As a remedy to the problem AAH Zambia initiated awareness campaigns on drugs and alcohol abuse in schools and among refugee and the host communities in Lusaka City. E-way Academy was selected for the campaign due to its location in Kanyama – one of the townships most affected by the scourge. Other locations within the city grappling with the problem are Kabulonga and Roma areas where awareness campaigns were also rolled out in Pestalozi Secondary Boarding School and Living Hope Foundation Community School, respectively.

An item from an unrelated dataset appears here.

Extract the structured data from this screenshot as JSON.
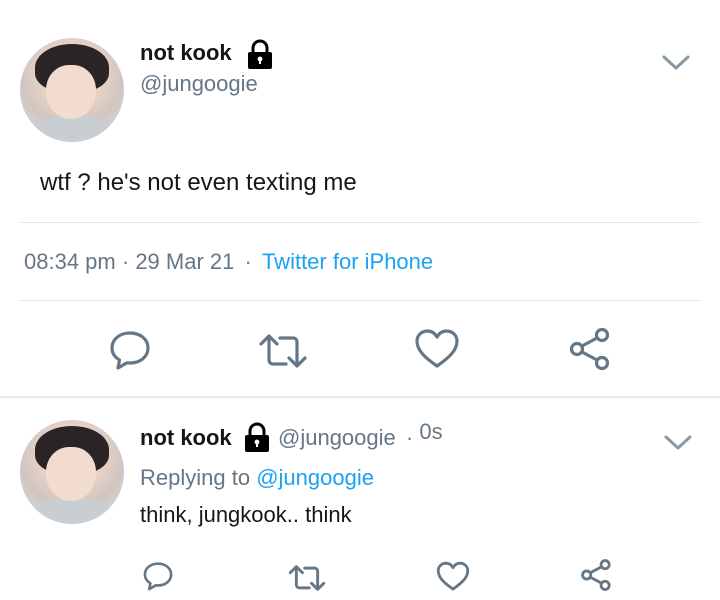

The campaigns employ interactive activities such as singing and dancing to stimulate interest and reinforce learning. Progressively such efforts are bearing out as the affected children are casting off the harmful habit. Misheck Zimbiri, a social counselor with the Zambia AHH office noted that “the vice posed a danger to the lives and future of these young people as it affected the mental state of the individual. We are progressively beginning to see students perform better”. Loveday Mweene, the Director at E-Way Academy echos similar sentiments remarking that at one time “there was a high number of young people abusing drugs and other substances in this area where our school is situated. However, through the anti-drugs club we have seen the transformation of 3 students below the age of 15 who were addicted to alcohol. We are grateful for the partnership with the scripture union club and Action Africa Help Zambia programme that have been supporting us for the last 10 months helping us to advocate for a drug-free society”.


The programme is part of AAH-I interventions that contribute to achieving target 3.5 of Sustainable Development Goal 3, to strengthen the prevention and treatment of substance abuse, including narcotic drug abuse and harmful use of alcohol.

Fashion & design centre launched in Kakuma

The Action Africa Help International (AAH-I) fashion and design centre was officially opened on 27 February 2019 by Ketura D. Brown, Deputy Regional Refugee Coordinator at the Embassy of the United States of America.

The fashion and design centre is a AAH Kenya project that is part of business support services for qualified artisans to build sustainable livelihoods. The goal is to build the resilience of girls and women from the refugee and host community, who are at risk of sexual and gender-based violence in Kakuma, Turkana County.

The project provides an incubation space where the women can access equipment and technology, legal support and referral services; and benefit from incubation support services such as business registration and documentation, access to start-up loans; and training in business plan development, entrepreneurship, financial management and marketing. 

The project objectives are to:

  • Provide business incubation services for 120 women so that they can grow their handicrafts, fashion and design businesses.
  • Link women’s tailoring groups to markets within and outside the refugee camp, utilizing aspects such as social and online marketing.
  • Facilitate linkages to finance for business growth and self-sufficiency of at-risk persons.
  • Create a cascade system that ensures skills transfer to other at-risk groups are enhanced by graduated mentors.

These are the photos from the day of the launch